Thursday, April 03, 2008

Vehicle Memories - 1970 Suzuki 100 cc

My first motorcycle was a Suzuki 100 cc. I bought it from my older brother for $125. He had beaten the crap out of it, including once running over a neighbor's dog. The dog accident launched him over the handlebars ala Evil Knievel. He tore all the skin off of his palms as he skidded across the pavement. The poor dog died.

After that, I was surprised that my parents let me buy the cycle from him.

As a result of the dog accident, the handlebars never really lined up perfectly, but I didn’t care.

I used to run the bike in the woods around the tiny airport north of our house, much to the chagrin of the airport people, who never caught me. I also used to ride this motorcycle around the Crex Meadows for hours on end, exploring all of the dirt paths and gravel roads in that massive nature area.

Wednesday, April 02, 2008

Vehicle Memories - 1973 Oldsmobile Delta 88

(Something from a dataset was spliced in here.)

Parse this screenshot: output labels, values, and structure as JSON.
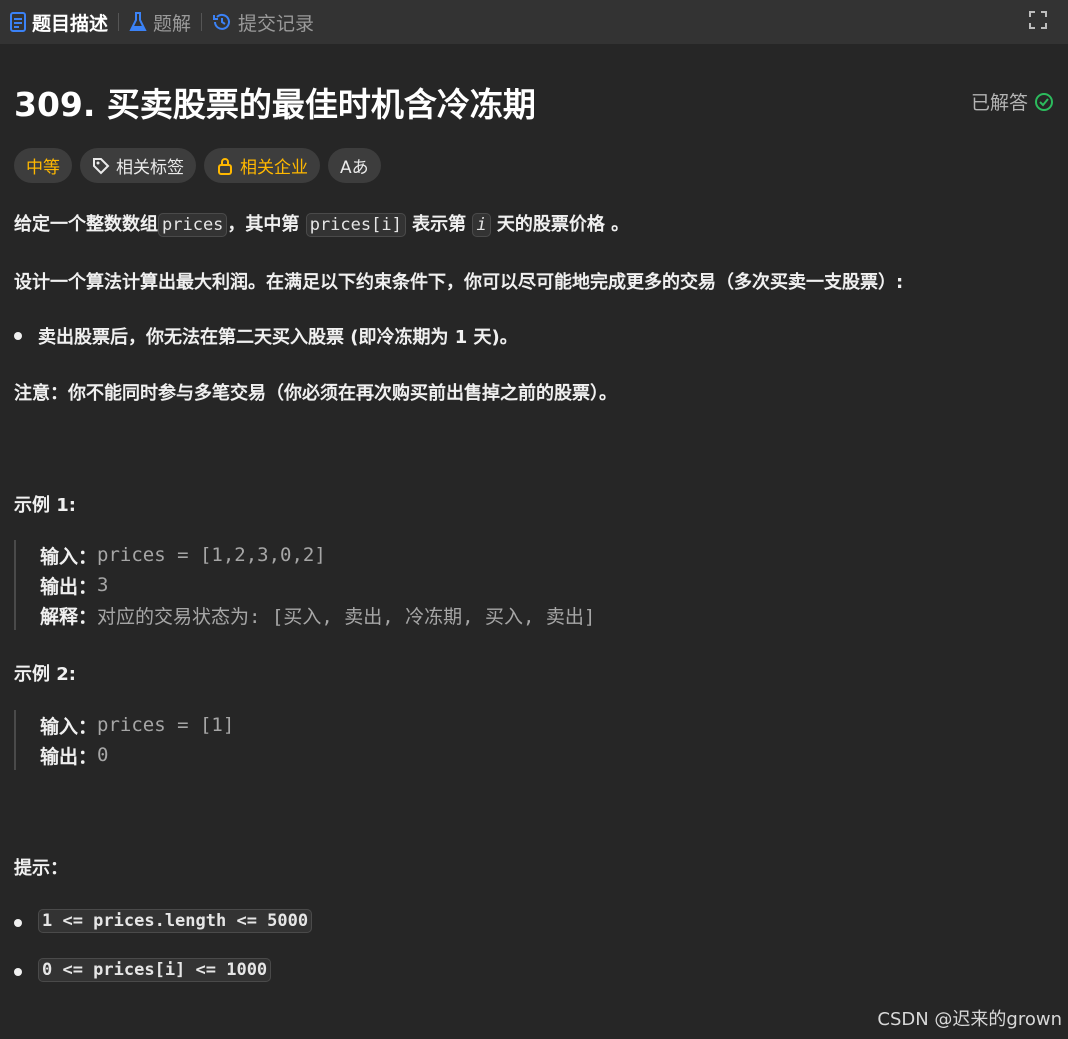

My first car was a 1973 Oldsmobile Delta 88 hardtop coupe. I bought it from a great aunt for $500 when I was 15. My entire sophmore year, I took auto shop and spent dozens of hours grinding off rust and replacing large sections with fiberglass and Bondo.

For my 16th birthday, my dad painted it cherry red. It had bench seats, a massive trunk capable of smuggling about 6 teenagers into a drive-in, and an enormous 350 eight cylinder engine. I put in a smokin' eight track tape player and some kickin' speakers in the back.

One time, I got it up to 110 mph on a long country road. It was a very scary couple minutes.

When I joined the Army in 1983, I sold it to a local kid for $200. I'm sure he didn't love it as much as I did.

Tuesday, April 01, 2008

Bill Gates

OK... some people would seriously cringe at having Bill Gates on the same page as intellectual giants like Nikola Tesla and Albert Einstein, but here's why he's here. No one can doubt his influence on the birth and life (thus far) of the computer. But perhaps more important to humanity will be the impact of his charitable organization, the Bill and Melinda Gates Foundation.

As of last year, the foundation had an endowment of $34 billion dollars, making it the largest transparently operated charity in the world. To maintain it's classification as a charity, it must give away at least 5% of its assets every year. It focuses its efforts on the eradication of disease and reaction to disasters on a global scale.

Say what you want about Bill G. and Microsoft Windows, but history will probably recognize him as the most important philanthropist that ever lived.